    Anyway, I have to join the chorus urging you to give a seminar on the marriage of the more traditional, liturgical and the contemporary, more charismatic elements of worship. I’ve really grasped onto your idea of “post-evangelicalism”…we’ve seen what is and what’s not working in both the mainstream protestant and the non-denom, evangelicals…so maybe we can learn something from those observations.
    Look forward to more…

  12. “Orthodoxy under one head: the Jesus we are all found in.”

  13. i appreciated your February 2007 “Evangelical Anxieties” series on fear.

  14. I’ve never commented before either, but I really appreciate your respect for the liturgy, the creeds, the church year, and many of the other traditions of the faith. I think a lot of young people don’t have a lot of exposure to these things, and don’t understand the richness of the history behind them. I’ve never been to Cornerstone, but looking at the seminars from last year, I think something like: A Great Cloud of Witnesses: A Fresh Look at Church Tradition would be a great topic. Best of luck, and if for some reason I can get to the conference, I would be honored to attend your sessions.

    Katie

  15. How about “The Five Solas in an Ecumenical Age.”

    or something on the interplay of traditional authorities such as creeds and scriptural authority. Maybe entitled “All Readings are not Created Equal.”

    You have thought a lot and written well about how to disagree effectively in the age of internet communication. How about “Love the Heretic, hate the heresy: Christian watch-blogging like Jesus.”

    Have fun!

    -Ethan

  16. Here are a few minor twists on what’s been mentioned already:

    1. Why do we want hell for others after we’re saved.(“Hey,Lord,want us to call fire from heaven the way Elijah did?”)

    2.Are you glad there is a hell? (corollary of above)

    3. Why is it the greater the knowledge and zeal the bigger the jackass in any religion? (reference from your essay “why they hate us”)

    4. How do I weasel out of painfully obvious new testament scriptures?

    5. AND how you can condemn ANYTHING with the correct use and misuse of scripture. (Example: Dog ownership is a sin. When does the bible ever say anything but negativity when it references dogs?)
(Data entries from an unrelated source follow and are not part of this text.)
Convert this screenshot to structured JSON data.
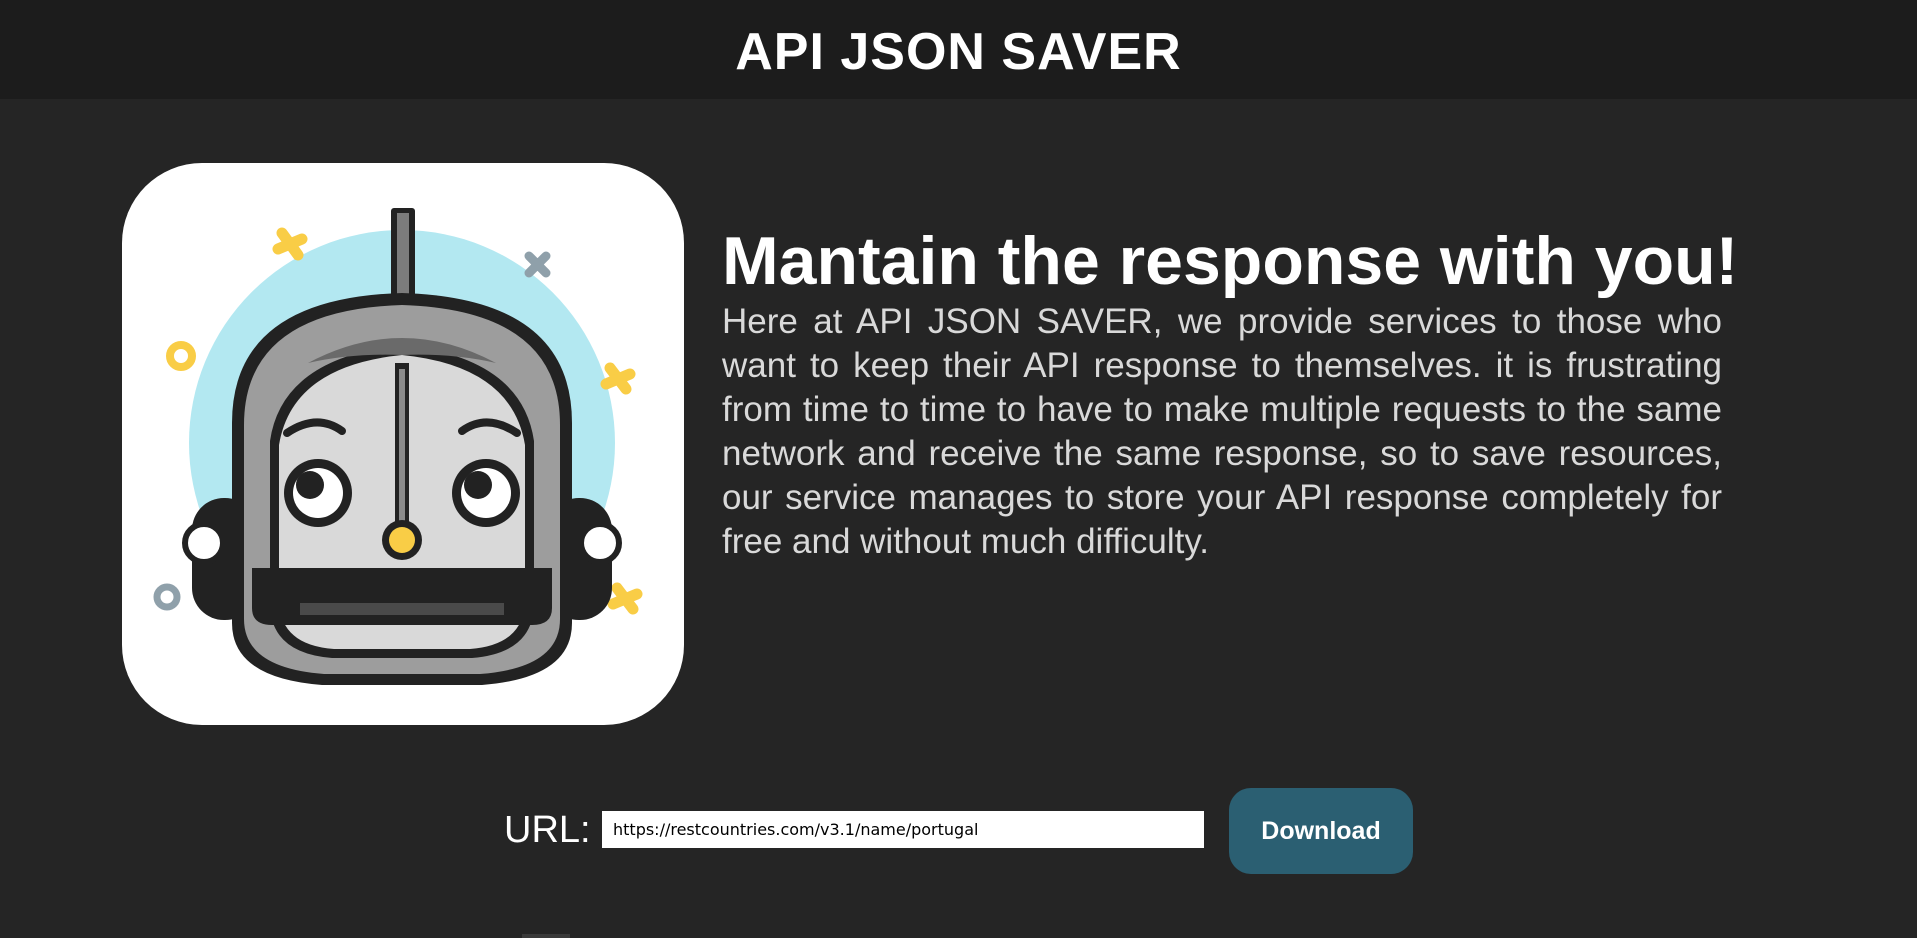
{
  "header": {
    "title": "API JSON SAVER"
  },
  "hero": {
    "logo_icon": "robot-head-icon",
    "headline": "Mantain the response with you!",
    "description": "Here at API JSON SAVER, we provide services to those who want to keep their API response to themselves. it is frustrating from time to time to have to make multiple requests to the same network and receive the same response, so to save resources, our service manages to store your API response completely for free and without much difficulty."
  },
  "form": {
    "url_label": "URL:",
    "url_value": "https://restcountries.com/v3.1/name/portugal",
    "download_label": "Download"
  },
  "colors": {
    "background": "#252525",
    "header_background": "#1c1c1c",
    "button_background": "#2b5f72",
    "logo_sky": "#b3e8f1",
    "logo_accent_yellow": "#f9cd46"
  }
}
    Want any more help just let me know! (*chuckle*)

  17. How about “Reinventing Islam: When Christianity Goes Sour”?

    Or just grab a title or two from your Essays page.